An IRS audit is the stuff of nightmares. Most of us file our taxes every year in good faith, having included everything we know to include and providing the best representation of our income and our expenses. Yet we still worry that we will forget something or make some mistake that will leave us vulnerable to an audit.
Others knowingly skirt the rules, hoping that the IRS won’t notice with all of the other returns it has to oversee. The organization has bigger fish to fry, right?
Not necessarily. The IRS will audit anyone, and there are things you can do that will send up a big red flag and trigger an audit. Then you open yourself up to scrutiny for other years, and you may soon find yourself having to work with a Pardise Valley tax audit lawyer to keep yourself out of trouble.
Statute of Limitations
Typically, the IRS has three years to audit your return. The clock starts ticking when you file the return or when the return is due on April 15 — whichever comes later. You can’t file your return earlier to try to close out the statute of limitations earlier. You’ll only be adding a few months to your timeline.
The time period doubles to six years if the IRS discovers that you omitted more than 25 percent of your income on your return.
The six-year period also applies if you omit more than $5,000 of foreign income from your tax return.

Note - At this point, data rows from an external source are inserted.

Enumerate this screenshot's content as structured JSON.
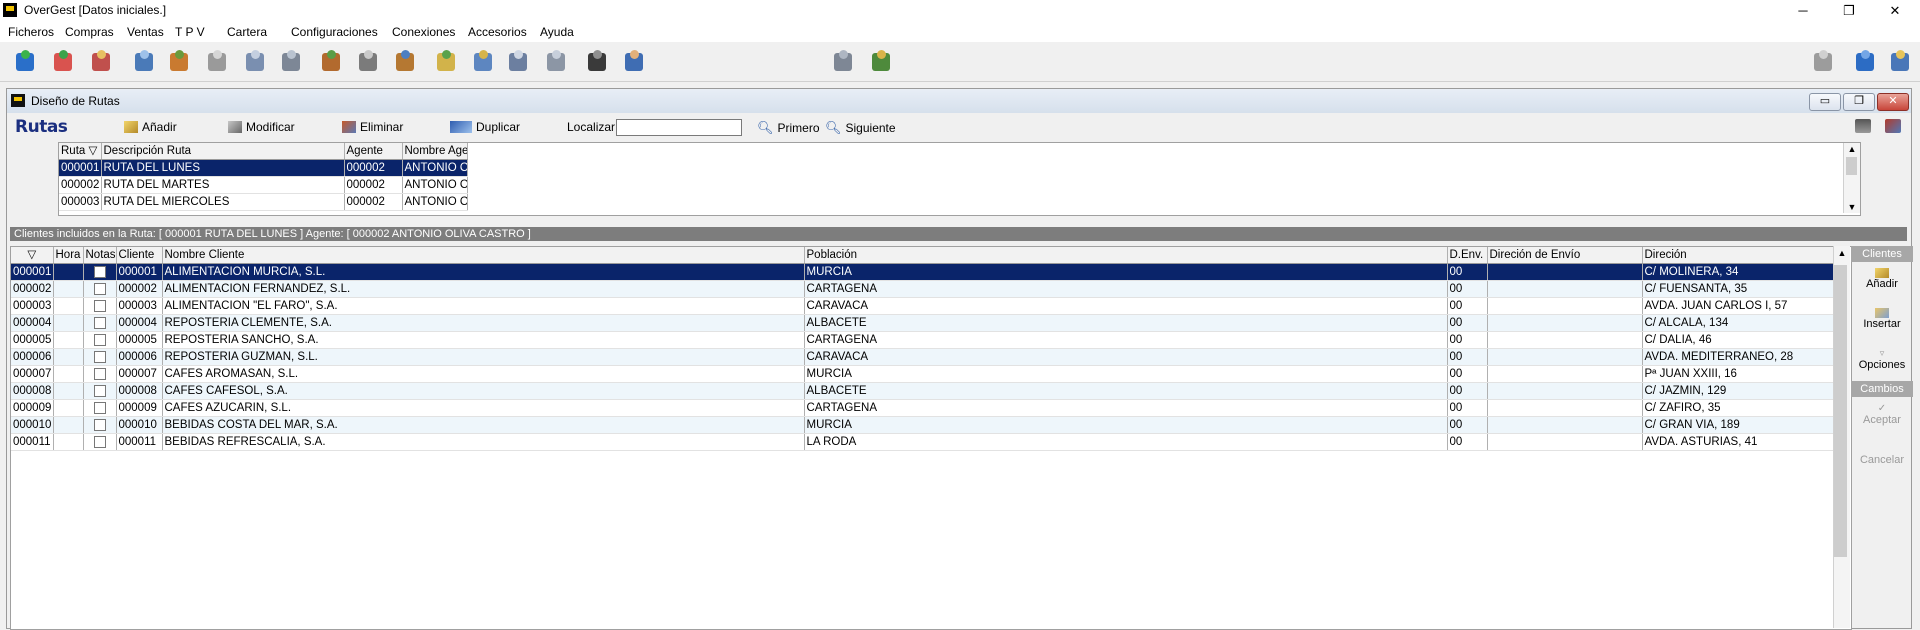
{
  "app": {
    "title": "OverGest  [Datos iniciales.]"
  },
  "menu": [
    "Ficheros",
    "Compras",
    "Ventas",
    "T P V",
    "Cartera",
    "Configuraciones",
    "Conexiones",
    "Accesorios",
    "Ayuda"
  ],
  "child": {
    "title": "Diseño de Rutas"
  },
  "rutas": {
    "label": "Rutas",
    "add": "Añadir",
    "modify": "Modificar",
    "delete": "Eliminar",
    "duplicate": "Duplicar",
    "localizar": "Localizar:",
    "localizar_value": "",
    "first": "Primero",
    "next": "Siguiente",
    "columns": [
      "Ruta ▽",
      "Descripción Ruta",
      "Agente",
      "Nombre Agente"
    ],
    "rows": [
      [
        "000001",
        "RUTA DEL LUNES",
        "000002",
        "ANTONIO OLIV"
      ],
      [
        "000002",
        "RUTA DEL MARTES",
        "000002",
        "ANTONIO OLIV"
      ],
      [
        "000003",
        "RUTA DEL MIERCOLES",
        "000002",
        "ANTONIO OLIV"
      ]
    ]
  },
  "clients": {
    "header": "Clientes incluidos en la Ruta: [ 000001 RUTA DEL LUNES ]   Agente: [ 000002 ANTONIO OLIVA CASTRO ]",
    "columns": [
      "▽",
      "Hora",
      "Notas",
      "Cliente",
      "Nombre Cliente",
      "Población",
      "D.Env.",
      "Direción de Envío",
      "Direción"
    ],
    "rows": [
      [
        "000001",
        "",
        "",
        "000001",
        "ALIMENTACION MURCIA, S.L.",
        "MURCIA",
        "00",
        "",
        "C/ MOLINERA, 34"
      ],
      [
        "000002",
        "",
        "",
        "000002",
        "ALIMENTACION FERNANDEZ, S.L.",
        "CARTAGENA",
        "00",
        "",
        "C/ FUENSANTA, 35"
      ],
      [
        "000003",
        "",
        "",
        "000003",
        "ALIMENTACION \"EL FARO\", S.A.",
        "CARAVACA",
        "00",
        "",
        "AVDA. JUAN CARLOS I, 57"
      ],
      [
        "000004",
        "",
        "",
        "000004",
        "REPOSTERIA CLEMENTE, S.A.",
        "ALBACETE",
        "00",
        "",
        "C/ ALCALA, 134"
      ],
      [
        "000005",
        "",
        "",
        "000005",
        "REPOSTERIA SANCHO, S.A.",
        "CARTAGENA",
        "00",
        "",
        "C/ DALIA, 46"
      ],
      [
        "000006",
        "",
        "",
        "000006",
        "REPOSTERIA GUZMAN, S.L.",
        "CARAVACA",
        "00",
        "",
        "AVDA. MEDITERRANEO, 28"
      ],
      [
        "000007",
        "",
        "",
        "000007",
        "CAFES AROMASAN, S.L.",
        "MURCIA",
        "00",
        "",
        "Pª JUAN XXIII, 16"
      ],
      [
        "000008",
        "",
        "",
        "000008",
        "CAFES CAFESOL, S.A.",
        "ALBACETE",
        "00",
        "",
        "C/ JAZMIN, 129"
      ],
      [
        "000009",
        "",
        "",
        "000009",
        "CAFES AZUCARIN, S.L.",
        "CARTAGENA",
        "00",
        "",
        "C/ ZAFIRO, 35"
      ],
      [
        "000010",
        "",
        "",
        "000010",
        "BEBIDAS COSTA DEL MAR, S.A.",
        "MURCIA",
        "00",
        "",
        "C/ GRAN VIA, 189"
      ],
      [
        "000011",
        "",
        "",
        "000011",
        "BEBIDAS REFRESCALIA, S.A.",
        "LA RODA",
        "00",
        "",
        "AVDA. ASTURIAS, 41"
      ]
    ]
  },
  "side": {
    "clientes": "Clientes",
    "add": "Añadir",
    "insert": "Insertar",
    "options": "Opciones",
    "cambios": "Cambios",
    "accept": "Aceptar",
    "cancel": "Cancelar"
  },
  "colors": {
    "selection": "#0a246a",
    "rutas_label": "#1b2f80",
    "header_gray": "#7d7d7d"
  }
}
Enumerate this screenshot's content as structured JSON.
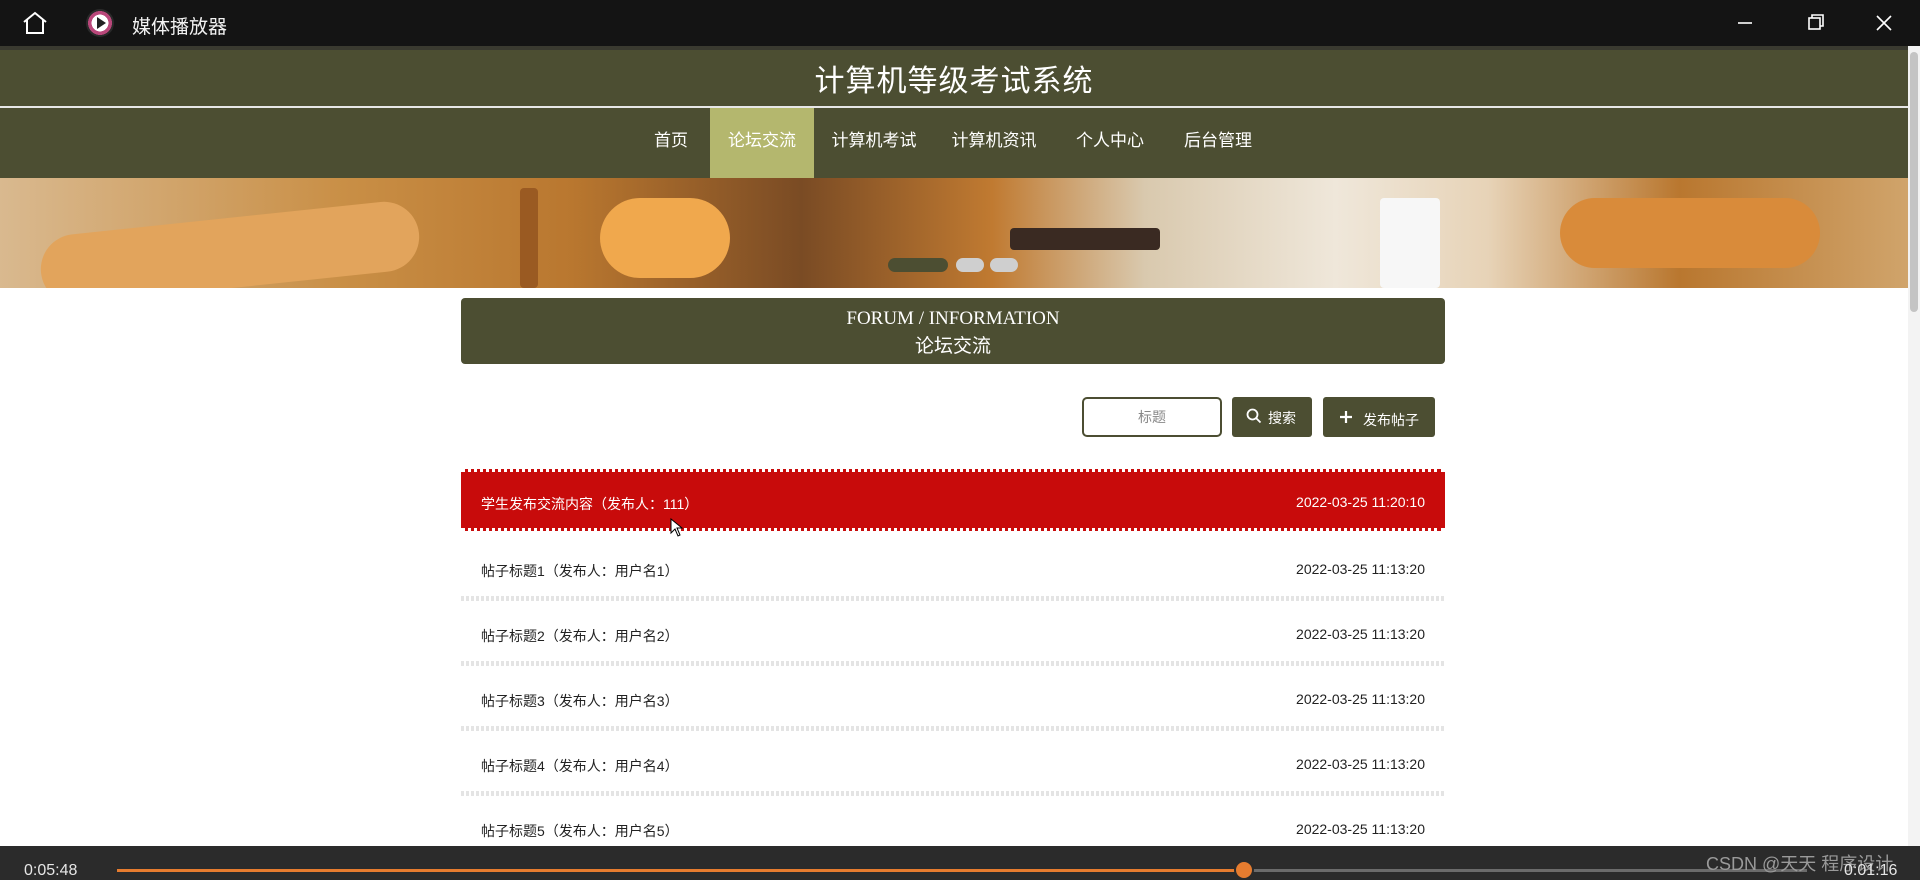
{
  "window": {
    "title": "媒体播放器",
    "icons": [
      "home-icon",
      "app-logo",
      "minimize-icon",
      "restore-icon",
      "close-icon"
    ]
  },
  "site": {
    "title": "计算机等级考试系统"
  },
  "nav": {
    "items": [
      {
        "label": "首页"
      },
      {
        "label": "论坛交流",
        "active": true
      },
      {
        "label": "计算机考试"
      },
      {
        "label": "计算机资讯"
      },
      {
        "label": "个人中心"
      },
      {
        "label": "后台管理"
      }
    ]
  },
  "banner": {
    "active_slide": 1,
    "slides": 3
  },
  "forum": {
    "title_en": "FORUM / INFORMATION",
    "title_cn": "论坛交流"
  },
  "search": {
    "placeholder": "标题",
    "search_label": "搜索",
    "post_label": "发布帖子",
    "search_icon": "search-icon",
    "post_icon": "plus-icon"
  },
  "posts": [
    {
      "title": "学生发布交流内容（发布人：111）",
      "date": "2022-03-25 11:20:10",
      "highlighted": true
    },
    {
      "title": "帖子标题1（发布人：用户名1）",
      "date": "2022-03-25 11:13:20"
    },
    {
      "title": "帖子标题2（发布人：用户名2）",
      "date": "2022-03-25 11:13:20"
    },
    {
      "title": "帖子标题3（发布人：用户名3）",
      "date": "2022-03-25 11:13:20"
    },
    {
      "title": "帖子标题4（发布人：用户名4）",
      "date": "2022-03-25 11:13:20"
    },
    {
      "title": "帖子标题5（发布人：用户名5）",
      "date": "2022-03-25 11:13:20"
    }
  ],
  "player": {
    "current_time": "0:05:48",
    "duration": "0:01:16",
    "progress": 0.667
  },
  "watermark": "CSDN @天天 程序设计",
  "colors": {
    "theme": "#4c4e32",
    "active_nav": "#b4b76e",
    "highlight_row": "#c80b0b",
    "progress": "#e67c2f"
  }
}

That means that all your tax returns in that time period are subject to an IRS audit, and you should be prepared to show documentation for all your income and receipts. If you don’t have it, you can face serious penalties, including paying back interest on the amount you are determined to owe.
Working with a Paradise Valley tax audit lawyer can help you navigate the audit to minimize the risk of penalties. However, the best way to avoid these problems is to always be honest in your accounting and to work with tax professionals who can properly file your return.
Understating your income is just one way that you can attract the attention of the IRS. You can also trigger an audit if you fail to file the appropriate forms.
For example, if you do not file a Form 3520 documenting gifts or inheritance from foreign nationals or a Form 8938 for overseas assets, the clock will never start running on when the IRS can audit you. That means that you are leaving yourself open to audit in perpetuity — or at least until you file those forms.
You can also face serious penalties if you don’t file certain forms. For example, if you don’t file a Form 5471 for your partial ownership of a foreign corporation as a shareholder, you can be fined up to $10,000. That fine is levied for each form you don’t file (for each company in which you own a stake as a shareholder). You will face that penalty even if you failed to file the form because no tax was due.
In addition to facing the penalty, you also leave your return open to an IRS audit in perpetuity until the form is filed. The IRS can make adjustments to your return indefinitely until the form is filed.
Always file all the forms you know are required. If you aren’t sure what you need to file, work with a tax professional who can help you cross all your T’s and dot all your I’s so that you don’t miss anything that could end up costing you big later.
Other Ways You are Vulnerable to Audit
If you never file a return, there is no time limit on when the IRS can audit you. Similarly, if you never sign your return, it is not seen as a valid return and the clock never starts running on the audit window. That three-year statute of limitations only starts once you sign the return.
The same is true if you alter the penalties of perjury language at the bottom of the return.
The practical limit for most criminal or civil tax cases is six years. However, the IRS can actually audit you at any time if it suspects criminal violations or fraud, or if you failed to file a return.
You can also be audited at any time if you fail to include an offshore account held by a company on your return.
Some of the rules about the statute of limitations for IRS auditing were established in 2010 by the Foreign Account Tax Compliance Act, or FATCA. Other rules have long been in place.
When you get the notice that you are being subject to an IRS audit, it is essential that you call a Paradise Valley tax audit lawyer right away. There are so many ways that you can make a mistake on a return, and you will pay for these mistakes with steep fines and even criminal penalties. You also open yourself up to more scrutiny, which can compound your penalties since it means that the IRS is likely to find other mistakes on other returns.
If you are being audited, you need to contact Silver Law PLC. An experienced tax audit lawyer from our team can represent you in the audit to help you minimize the fines and penalties you face. We may be able to adjust your return to find other deductions or to reduce your tax obligation, or we may be able to negotiate a settlement on your behalf. We represent individual and corporate clients in Paradise Valley and surrounding communities who are facing an IRS audit. Call us today to find out how we can help you.
7033 East Greenway Parkway, Suite 200
Scottsdale, Arizona 85254
Office: (480) 429-3360